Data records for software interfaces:
----------------------------------------

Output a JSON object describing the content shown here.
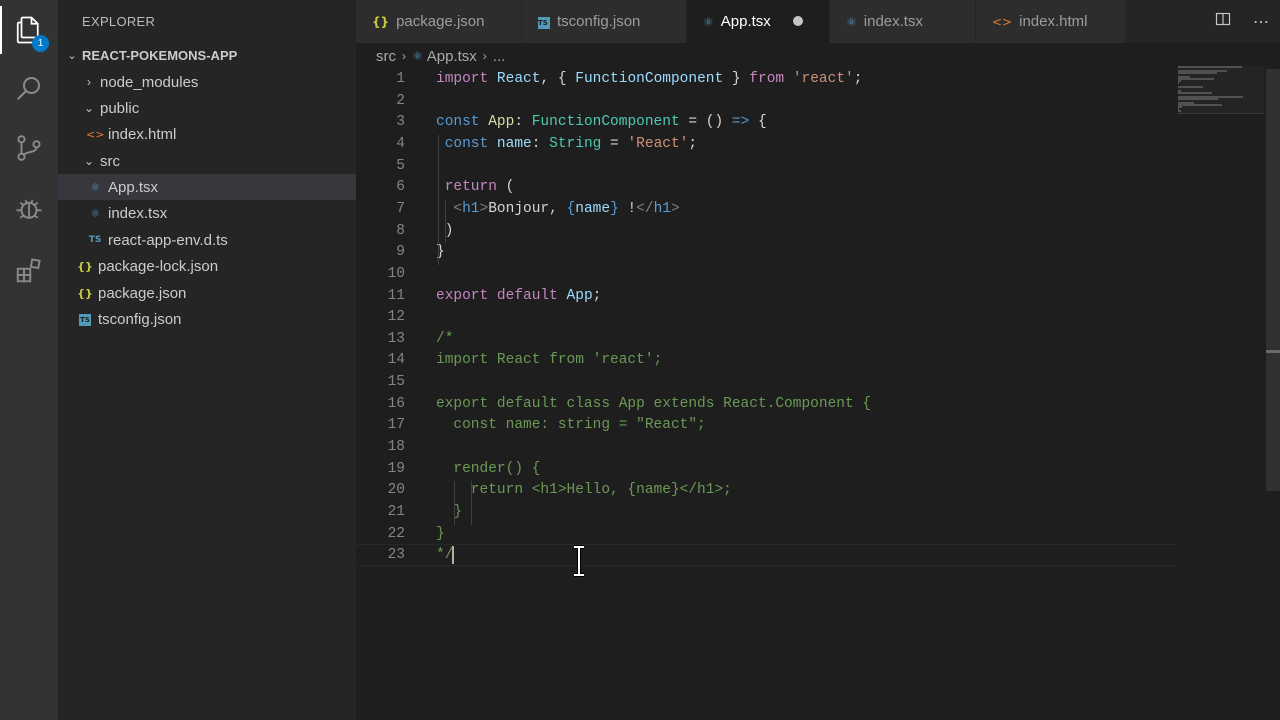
{
  "activity_bar": {
    "items": [
      {
        "name": "explorer",
        "icon": "files-icon",
        "badge": "1"
      },
      {
        "name": "search",
        "icon": "search-icon"
      },
      {
        "name": "source-control",
        "icon": "source-control-icon"
      },
      {
        "name": "debug",
        "icon": "debug-icon"
      },
      {
        "name": "extensions",
        "icon": "extensions-icon"
      }
    ]
  },
  "sidebar": {
    "title": "EXPLORER",
    "project": "REACT-POKEMONS-APP",
    "tree": [
      {
        "label": "node_modules",
        "kind": "folder",
        "expanded": false,
        "depth": 1
      },
      {
        "label": "public",
        "kind": "folder",
        "expanded": true,
        "depth": 1
      },
      {
        "label": "index.html",
        "kind": "html",
        "depth": 2
      },
      {
        "label": "src",
        "kind": "folder",
        "expanded": true,
        "depth": 1
      },
      {
        "label": "App.tsx",
        "kind": "react",
        "depth": 2,
        "selected": true
      },
      {
        "label": "index.tsx",
        "kind": "react",
        "depth": 2
      },
      {
        "label": "react-app-env.d.ts",
        "kind": "ts",
        "depth": 2,
        "icon_text": "TS"
      },
      {
        "label": "package-lock.json",
        "kind": "json",
        "depth": 1,
        "icon_text": "{}"
      },
      {
        "label": "package.json",
        "kind": "json",
        "depth": 1,
        "icon_text": "{}"
      },
      {
        "label": "tsconfig.json",
        "kind": "tsconfig",
        "depth": 1,
        "icon_text": "TS"
      }
    ]
  },
  "tabs": [
    {
      "label": "package.json",
      "icon_text": "{}",
      "kind": "json"
    },
    {
      "label": "tsconfig.json",
      "icon_text": "TS",
      "kind": "tsconfig"
    },
    {
      "label": "App.tsx",
      "icon_text": "⚛",
      "kind": "react",
      "active": true,
      "dirty": true
    },
    {
      "label": "index.tsx",
      "icon_text": "⚛",
      "kind": "react"
    },
    {
      "label": "index.html",
      "icon_text": "<>",
      "kind": "html"
    }
  ],
  "tab_actions": {
    "split": "split-editor-icon",
    "more": "⋯"
  },
  "breadcrumb": {
    "items": [
      "src",
      "App.tsx",
      "..."
    ]
  },
  "editor": {
    "line_numbers": [
      "1",
      "2",
      "3",
      "4",
      "5",
      "6",
      "7",
      "8",
      "9",
      "10",
      "11",
      "12",
      "13",
      "14",
      "15",
      "16",
      "17",
      "18",
      "19",
      "20",
      "21",
      "22",
      "23"
    ],
    "lines": [
      [
        {
          "c": "k",
          "t": "import "
        },
        {
          "c": "v",
          "t": "React"
        },
        {
          "c": "p",
          "t": ", { "
        },
        {
          "c": "v",
          "t": "FunctionComponent"
        },
        {
          "c": "p",
          "t": " } "
        },
        {
          "c": "k",
          "t": "from "
        },
        {
          "c": "s",
          "t": "'react'"
        },
        {
          "c": "p",
          "t": ";"
        }
      ],
      [],
      [
        {
          "c": "kb",
          "t": "const "
        },
        {
          "c": "f",
          "t": "App"
        },
        {
          "c": "p",
          "t": ": "
        },
        {
          "c": "t",
          "t": "FunctionComponent"
        },
        {
          "c": "p",
          "t": " = () "
        },
        {
          "c": "kb",
          "t": "=>"
        },
        {
          "c": "p",
          "t": " {"
        }
      ],
      [
        {
          "c": "p",
          "t": " "
        },
        {
          "c": "kb",
          "t": "const "
        },
        {
          "c": "v",
          "t": "name"
        },
        {
          "c": "p",
          "t": ": "
        },
        {
          "c": "t",
          "t": "String"
        },
        {
          "c": "p",
          "t": " = "
        },
        {
          "c": "s",
          "t": "'React'"
        },
        {
          "c": "p",
          "t": ";"
        }
      ],
      [],
      [
        {
          "c": "p",
          "t": " "
        },
        {
          "c": "k",
          "t": "return"
        },
        {
          "c": "p",
          "t": " ("
        }
      ],
      [
        {
          "c": "p",
          "t": "  "
        },
        {
          "c": "tb",
          "t": "<"
        },
        {
          "c": "tag",
          "t": "h1"
        },
        {
          "c": "tb",
          "t": ">"
        },
        {
          "c": "p",
          "t": "Bonjour, "
        },
        {
          "c": "kb",
          "t": "{"
        },
        {
          "c": "v",
          "t": "name"
        },
        {
          "c": "kb",
          "t": "}"
        },
        {
          "c": "p",
          "t": " !"
        },
        {
          "c": "tb",
          "t": "</"
        },
        {
          "c": "tag",
          "t": "h1"
        },
        {
          "c": "tb",
          "t": ">"
        }
      ],
      [
        {
          "c": "p",
          "t": " )"
        }
      ],
      [
        {
          "c": "p",
          "t": "}"
        }
      ],
      [],
      [
        {
          "c": "k",
          "t": "export "
        },
        {
          "c": "k",
          "t": "default "
        },
        {
          "c": "v",
          "t": "App"
        },
        {
          "c": "p",
          "t": ";"
        }
      ],
      [],
      [
        {
          "c": "c",
          "t": "/*"
        }
      ],
      [
        {
          "c": "c",
          "t": "import React from 'react';"
        }
      ],
      [],
      [
        {
          "c": "c",
          "t": "export default class App extends React.Component {"
        }
      ],
      [
        {
          "c": "c",
          "t": "  const name: string = \"React\";"
        }
      ],
      [],
      [
        {
          "c": "c",
          "t": "  render() {"
        }
      ],
      [
        {
          "c": "c",
          "t": "    return <h1>Hello, {name}</h1>;"
        }
      ],
      [
        {
          "c": "c",
          "t": "  }"
        }
      ],
      [
        {
          "c": "c",
          "t": "}"
        }
      ],
      [
        {
          "c": "c",
          "t": "*/"
        }
      ]
    ],
    "current_line": "23"
  },
  "colors": {
    "activity_bar": "#333333",
    "sidebar": "#252526",
    "editor": "#1e1e1e",
    "accent": "#007acc",
    "comment": "#6a9955",
    "keyword": "#c586c0",
    "string": "#ce9178",
    "type": "#4ec9b0"
  }
}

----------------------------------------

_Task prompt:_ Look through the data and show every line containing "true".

_Task answer:_
        "expanded": true,
        "expanded": true,
        "selected": true
      "active": true,
      "dirty": true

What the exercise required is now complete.